Better Briefs

While this tip may get a lot more interest if we evaluate the pros and cons of female and male beach bodies and their importance in underwear promotion, we’re talking about the far less exciting, but more financially important, topic of how brand teams communicate with their agencies and the importance of clear, focused, and unambiguous creative briefs.

There has been a lot of ink (both real and electronic) spilled on the subject of how to get the best execution out of a creative agency.  Basically, the discussion comes around to the fact that not nearly enough time is spent thinking through exactly what the marketers would like and the brief being too ambiguous to be helpful.  Having been on both sides of this equation, there is plenty of blame to go around, but that doesn't mean the claim is without merit.  The question I have is how do we expect the creative brief to get better when the strategic component that should be driving it is not any clearer?

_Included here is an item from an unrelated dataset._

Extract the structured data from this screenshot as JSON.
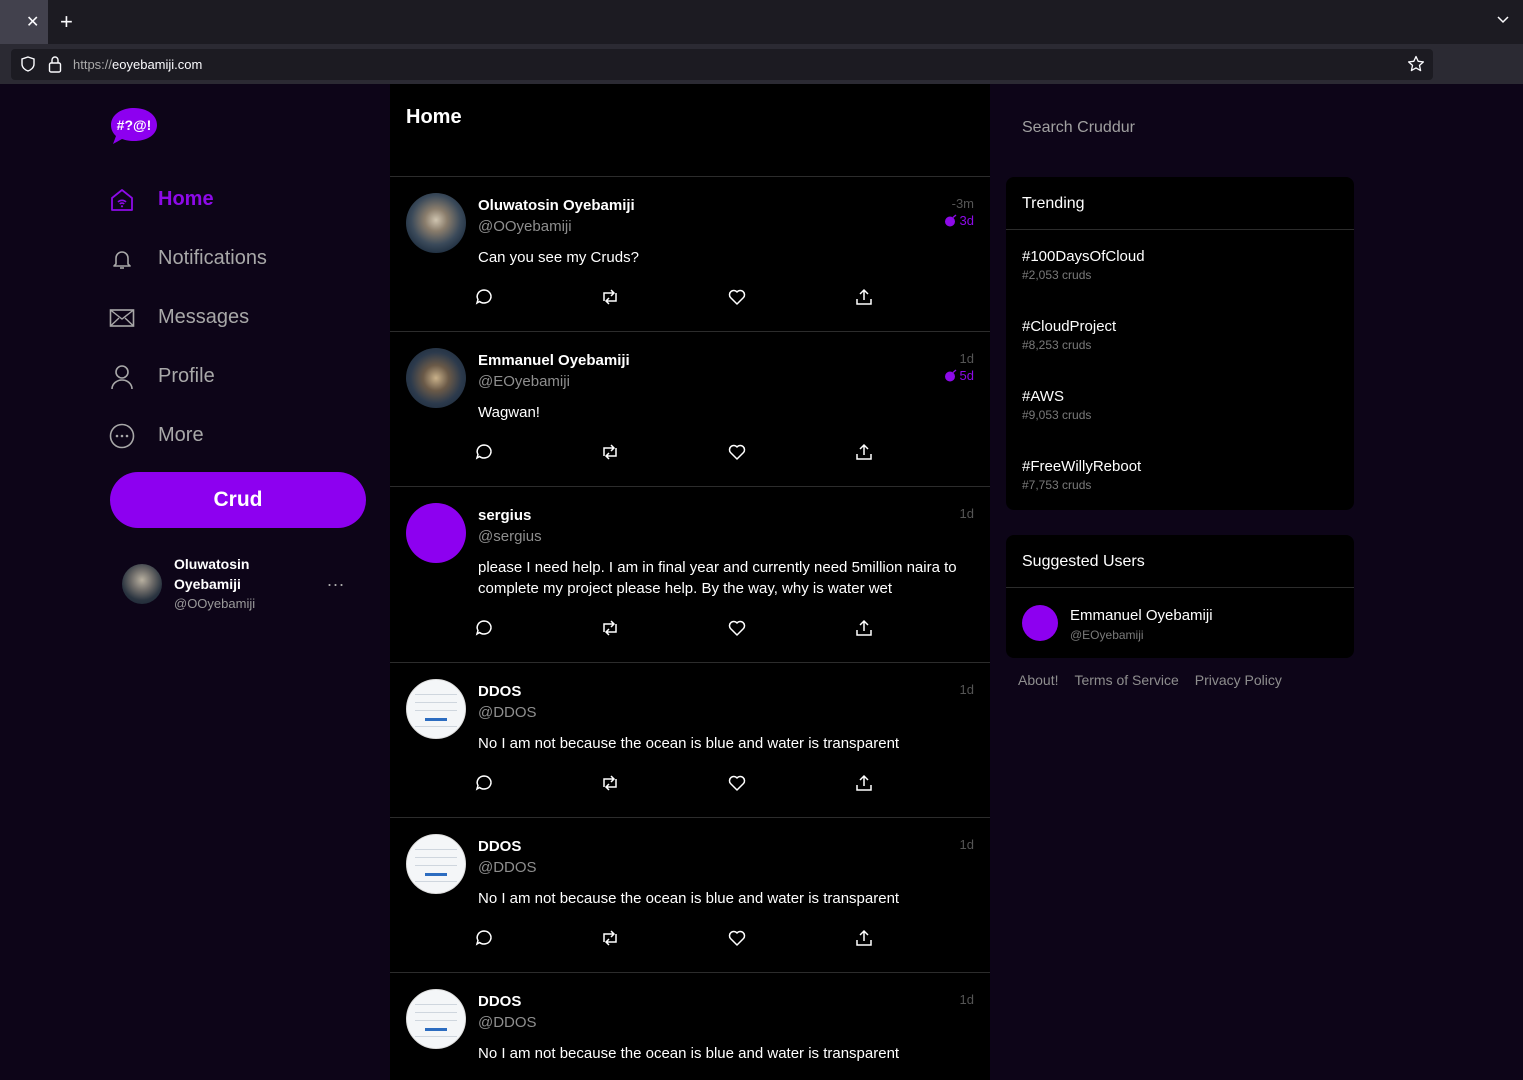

Have you read brand positioning statements?  The majority that we see are loaded with marketing buzz words, purposefully ambiguous, and generally unusable for strategic direction.  Even when a clear, concise, and differentiating positioning statement has been crafted, it is frequently modified back towards greater ambiguity.  While marketers may feel this gives them greater latitude and broader appeal, they fail to realize is that the increased ambiguity has downstream effects that are not taken into consideration.

One of the biggest impacts, and the one we are discussing here, is poor creative direction.  If the brand's positioning isn't clear, how can you expect the creative brief to be clear?  It won't be!  So you will send your agency off to develop creative with direction that is less than ideal and quickly be disappointed that what they have developed is not what you were hoping for.  Nobody wins-you will be upset that you haven't gotten what you asked for, that it's taking too long, and that your budget is being wasted; the agency will be upset because they are not delivering on expectations, have wasted time and energy, and they now have an unhappy client.

All of this can be avoided (or at least minimized) by being clear.  Define what you want your brand to be, as clearly and directly as you can.  Be specific with your agency; the better the direction they receive from you the more likely you are to get what you're hoping for.  Most importantly in all of this, your customers and potential customers will actually have the best opportunity to perceive your brand the way you intend them to. The cost for not being clear is enormous. You have a lot on your plate, but few things are more important than this.

Dennis CrowleyComment